BMA boss Cox sees strong interest in captive formations
Bermuda's top financial regulator said he has been delighted to see so many people interested in doing business on the Island at North America's largest insurance conference of the year.
Speaking from the Risk & Insurance Management Society's (RIMS) Annual Conference in Denver, Colorado, Bermuda Monetary Authority CEO Jeremy Cox said he'd been impressed by the volume of visitors to the Bermuda booth in the Colorado Convention Center.
“These people are not just coming by for the Bermuda bag,” Mr Cox said, referring to what is traditionally one of the most popular ‘freebies' at the annual conference. “They're coming to chat about doing business.
“Of all the jurisdictions represented here, Bermuda's booth was the one getting the most activity. It was very positive to see people talking with the Authority's insurance licensing and authorisations director Shelby Weldon and interested in forming new companies in Bermuda.”
Mr Weldon, a veteran RIMS visitor, said the conference attendees numbered around 9,700 — up seven percent on last year's event. Much of the interest from those visiting the Bermuda booth had revolved around captive insurers, companies that risk managers set up to provide what is effectively self-insurance to their parent corporations.

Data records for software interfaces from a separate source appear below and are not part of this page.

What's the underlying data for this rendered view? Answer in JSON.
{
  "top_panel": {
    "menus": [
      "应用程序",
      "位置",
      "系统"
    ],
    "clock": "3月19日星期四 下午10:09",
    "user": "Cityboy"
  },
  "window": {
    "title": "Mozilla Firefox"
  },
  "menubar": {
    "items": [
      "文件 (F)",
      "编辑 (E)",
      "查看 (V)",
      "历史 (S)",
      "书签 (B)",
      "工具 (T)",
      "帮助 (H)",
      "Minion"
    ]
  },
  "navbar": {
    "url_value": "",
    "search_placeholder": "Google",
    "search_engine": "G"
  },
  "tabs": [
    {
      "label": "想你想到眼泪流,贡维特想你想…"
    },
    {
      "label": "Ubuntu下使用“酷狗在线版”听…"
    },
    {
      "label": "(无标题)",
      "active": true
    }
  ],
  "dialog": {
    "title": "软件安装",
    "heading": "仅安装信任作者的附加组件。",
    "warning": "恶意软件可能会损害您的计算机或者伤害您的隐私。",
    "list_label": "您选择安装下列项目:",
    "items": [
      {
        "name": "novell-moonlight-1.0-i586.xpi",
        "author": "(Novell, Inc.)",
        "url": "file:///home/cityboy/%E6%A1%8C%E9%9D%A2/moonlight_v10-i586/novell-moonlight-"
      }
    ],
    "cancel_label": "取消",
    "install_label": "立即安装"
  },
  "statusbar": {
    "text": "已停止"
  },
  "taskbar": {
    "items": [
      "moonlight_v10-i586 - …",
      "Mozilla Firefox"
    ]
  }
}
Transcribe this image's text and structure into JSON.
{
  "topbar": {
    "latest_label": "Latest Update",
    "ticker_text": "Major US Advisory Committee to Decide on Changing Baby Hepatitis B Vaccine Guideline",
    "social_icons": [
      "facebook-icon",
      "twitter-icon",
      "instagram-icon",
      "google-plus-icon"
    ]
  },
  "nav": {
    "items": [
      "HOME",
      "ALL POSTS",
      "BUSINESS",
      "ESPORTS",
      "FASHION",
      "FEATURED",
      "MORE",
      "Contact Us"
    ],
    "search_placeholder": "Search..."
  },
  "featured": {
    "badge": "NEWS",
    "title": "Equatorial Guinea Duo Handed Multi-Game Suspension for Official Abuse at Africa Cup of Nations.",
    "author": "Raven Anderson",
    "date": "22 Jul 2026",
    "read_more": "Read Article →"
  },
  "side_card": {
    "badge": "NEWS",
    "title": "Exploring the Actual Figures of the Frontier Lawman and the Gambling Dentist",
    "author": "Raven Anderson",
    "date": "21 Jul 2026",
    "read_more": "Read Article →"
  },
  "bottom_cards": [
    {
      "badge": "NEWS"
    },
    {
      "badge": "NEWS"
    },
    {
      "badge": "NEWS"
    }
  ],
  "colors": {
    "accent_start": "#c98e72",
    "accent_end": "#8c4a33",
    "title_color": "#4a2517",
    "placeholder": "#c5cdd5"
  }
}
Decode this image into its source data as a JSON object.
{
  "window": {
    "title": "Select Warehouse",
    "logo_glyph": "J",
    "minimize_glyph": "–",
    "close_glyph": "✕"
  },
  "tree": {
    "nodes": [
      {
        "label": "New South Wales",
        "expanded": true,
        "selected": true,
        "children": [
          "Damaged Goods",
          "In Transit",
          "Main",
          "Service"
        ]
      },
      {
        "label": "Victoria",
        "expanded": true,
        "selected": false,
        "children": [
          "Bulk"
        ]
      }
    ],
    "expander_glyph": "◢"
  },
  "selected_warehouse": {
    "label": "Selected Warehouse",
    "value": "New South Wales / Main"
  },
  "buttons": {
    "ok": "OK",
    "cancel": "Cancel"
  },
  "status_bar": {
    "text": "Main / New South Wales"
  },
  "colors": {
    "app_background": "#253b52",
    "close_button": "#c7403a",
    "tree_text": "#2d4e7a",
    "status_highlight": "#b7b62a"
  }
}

The captive sector forms the bedrock of the Bermuda insurance market and the Island remains the world's leading offshore jurisdiction for captives.
Statistics revealed by the BMA last week show that Bermuda captives wrote $46.1 billion in gross premiums in 2012 — 38 percent of the Island's total insurance market — and reported total assets of $145.6 billion.
“There were a lot a lot of questions about the steps to go through to establish a captive, the rules of incorporation, and also regulatory regime developments,” Mr Weldon said.
Bermuda, the pioneering captive sector domicile, these days faces increasing competition from several US states that have created regulatory frameworks designed to attract captives. The onshore versus offshore debate gained momentum after the financial crisis. And increasing scrutiny has emerged in the past year with the New York insurance regulator looking at how companies like Genworth and MetLife use their offshore captives.
At RIMS, insurance buyers were more concerned with the practicalities of setting up captives and the potential benefits for their companies.
“There were no questions about onshore versus offshore or tax-related matters,” Mr Cox said.
He added that the relationship between Bermuda and those promoting US captive jurisdictions like Vermont and Hawaii, who were also touting for business in the Mile High City, was not as adversarial as some might imagine.
“I think they see us as comrades who understand the benefits and we all use this kind of forum as an opportunity to continue the dialogue.”
The Bermuda contingent in Denver numbers around 200, headed by Premier Craig Cannonier, Economic Development Minister Grant Gibbons and Finance Minister Bob Richards, and representatives from numerous Island companies.
“I can't come to RIMS every year and this year there are a lot of new faces from Bermuda,” Mr Cox said. “They are in the Bermuda booth and they are speaking to people about all aspects of the jurisdiction. We are all speaking with one voice. There's a lot of camaraderie and good feeling.”